BEGIN THE DATA

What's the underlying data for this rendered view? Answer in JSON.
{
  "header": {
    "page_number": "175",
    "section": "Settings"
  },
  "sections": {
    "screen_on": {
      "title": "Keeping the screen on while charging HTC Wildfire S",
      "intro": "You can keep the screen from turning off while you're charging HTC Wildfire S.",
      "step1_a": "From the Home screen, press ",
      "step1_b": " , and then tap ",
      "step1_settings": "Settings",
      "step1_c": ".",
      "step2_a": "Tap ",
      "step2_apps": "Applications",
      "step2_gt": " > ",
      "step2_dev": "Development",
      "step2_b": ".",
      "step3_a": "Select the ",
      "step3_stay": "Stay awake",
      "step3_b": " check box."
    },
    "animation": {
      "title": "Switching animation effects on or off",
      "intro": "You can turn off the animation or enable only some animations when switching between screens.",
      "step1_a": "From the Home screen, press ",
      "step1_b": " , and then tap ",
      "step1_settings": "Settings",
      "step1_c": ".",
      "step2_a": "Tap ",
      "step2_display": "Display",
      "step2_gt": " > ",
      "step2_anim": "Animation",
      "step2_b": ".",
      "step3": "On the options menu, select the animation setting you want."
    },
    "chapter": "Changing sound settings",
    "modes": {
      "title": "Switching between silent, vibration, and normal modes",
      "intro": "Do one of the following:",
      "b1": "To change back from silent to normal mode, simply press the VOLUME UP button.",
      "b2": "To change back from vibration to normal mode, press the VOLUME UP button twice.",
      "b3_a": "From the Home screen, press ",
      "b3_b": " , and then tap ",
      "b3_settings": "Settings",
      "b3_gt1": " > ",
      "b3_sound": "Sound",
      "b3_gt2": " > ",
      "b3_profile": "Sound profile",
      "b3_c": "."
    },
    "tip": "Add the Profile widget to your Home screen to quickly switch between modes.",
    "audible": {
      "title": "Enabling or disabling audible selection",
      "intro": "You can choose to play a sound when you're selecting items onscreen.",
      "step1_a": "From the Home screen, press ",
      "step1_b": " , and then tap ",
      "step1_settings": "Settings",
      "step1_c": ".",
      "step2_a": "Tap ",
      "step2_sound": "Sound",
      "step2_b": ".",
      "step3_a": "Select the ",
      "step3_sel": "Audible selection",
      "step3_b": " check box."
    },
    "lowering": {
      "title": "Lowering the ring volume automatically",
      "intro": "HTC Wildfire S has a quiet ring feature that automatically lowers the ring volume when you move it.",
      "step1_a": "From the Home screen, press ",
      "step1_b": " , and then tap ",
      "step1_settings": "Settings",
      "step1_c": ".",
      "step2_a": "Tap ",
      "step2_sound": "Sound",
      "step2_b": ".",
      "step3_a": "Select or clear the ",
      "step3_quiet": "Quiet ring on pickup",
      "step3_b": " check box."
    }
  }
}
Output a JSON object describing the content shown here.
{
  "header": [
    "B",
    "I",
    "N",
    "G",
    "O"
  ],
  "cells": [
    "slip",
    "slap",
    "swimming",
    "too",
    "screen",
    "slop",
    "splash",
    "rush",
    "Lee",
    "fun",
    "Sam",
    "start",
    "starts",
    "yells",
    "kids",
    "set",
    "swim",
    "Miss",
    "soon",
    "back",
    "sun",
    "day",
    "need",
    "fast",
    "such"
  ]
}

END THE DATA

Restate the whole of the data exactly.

What's the underlying data for this rendered view? Answer in JSON.
{
  "header": {
    "page_number": "175",
    "section": "Settings"
  },
  "sections": {
    "screen_on": {
      "title": "Keeping the screen on while charging HTC Wildfire S",
      "intro": "You can keep the screen from turning off while you're charging HTC Wildfire S.",
      "step1_a": "From the Home screen, press ",
      "step1_b": " , and then tap ",
      "step1_settings": "Settings",
      "step1_c": ".",
      "step2_a": "Tap ",
      "step2_apps": "Applications",
      "step2_gt": " > ",
      "step2_dev": "Development",
      "step2_b": ".",
      "step3_a": "Select the ",
      "step3_stay": "Stay awake",
      "step3_b": " check box."
    },
    "animation": {
      "title": "Switching animation effects on or off",
      "intro": "You can turn off the animation or enable only some animations when switching between screens.",
      "step1_a": "From the Home screen, press ",
      "step1_b": " , and then tap ",
      "step1_settings": "Settings",
      "step1_c": ".",
      "step2_a": "Tap ",
      "step2_display": "Display",
      "step2_gt": " > ",
      "step2_anim": "Animation",
      "step2_b": ".",
      "step3": "On the options menu, select the animation setting you want."
    },
    "chapter": "Changing sound settings",
    "modes": {
      "title": "Switching between silent, vibration, and normal modes",
      "intro": "Do one of the following:",
      "b1": "To change back from silent to normal mode, simply press the VOLUME UP button.",
      "b2": "To change back from vibration to normal mode, press the VOLUME UP button twice.",
      "b3_a": "From the Home screen, press ",
      "b3_b": " , and then tap ",
      "b3_settings": "Settings",
      "b3_gt1": " > ",
      "b3_sound": "Sound",
      "b3_gt2": " > ",
      "b3_profile": "Sound profile",
      "b3_c": "."
    },
    "tip": "Add the Profile widget to your Home screen to quickly switch between modes.",
    "audible": {
      "title": "Enabling or disabling audible selection",
      "intro": "You can choose to play a sound when you're selecting items onscreen.",
      "step1_a": "From the Home screen, press ",
      "step1_b": " , and then tap ",
      "step1_settings": "Settings",
      "step1_c": ".",
      "step2_a": "Tap ",
      "step2_sound": "Sound",
      "step2_b": ".",
      "step3_a": "Select the ",
      "step3_sel": "Audible selection",
      "step3_b": " check box."
    },
    "lowering": {
      "title": "Lowering the ring volume automatically",
      "intro": "HTC Wildfire S has a quiet ring feature that automatically lowers the ring volume when you move it.",
      "step1_a": "From the Home screen, press ",
      "step1_b": " , and then tap ",
      "step1_settings": "Settings",
      "step1_c": ".",
      "step2_a": "Tap ",
      "step2_sound": "Sound",
      "step2_b": ".",
      "step3_a": "Select or clear the ",
      "step3_quiet": "Quiet ring on pickup",
      "step3_b": " check box."
    }
  }
}
Output a JSON object describing the content shown here.
{
  "header": [
    "B",
    "I",
    "N",
    "G",
    "O"
  ],
  "cells": [
    "slip",
    "slap",
    "swimming",
    "too",
    "screen",
    "slop",
    "splash",
    "rush",
    "Lee",
    "fun",
    "Sam",
    "start",
    "starts",
    "yells",
    "kids",
    "set",
    "swim",
    "Miss",
    "soon",
    "back",
    "sun",
    "day",
    "need",
    "fast",
    "such"
  ]
}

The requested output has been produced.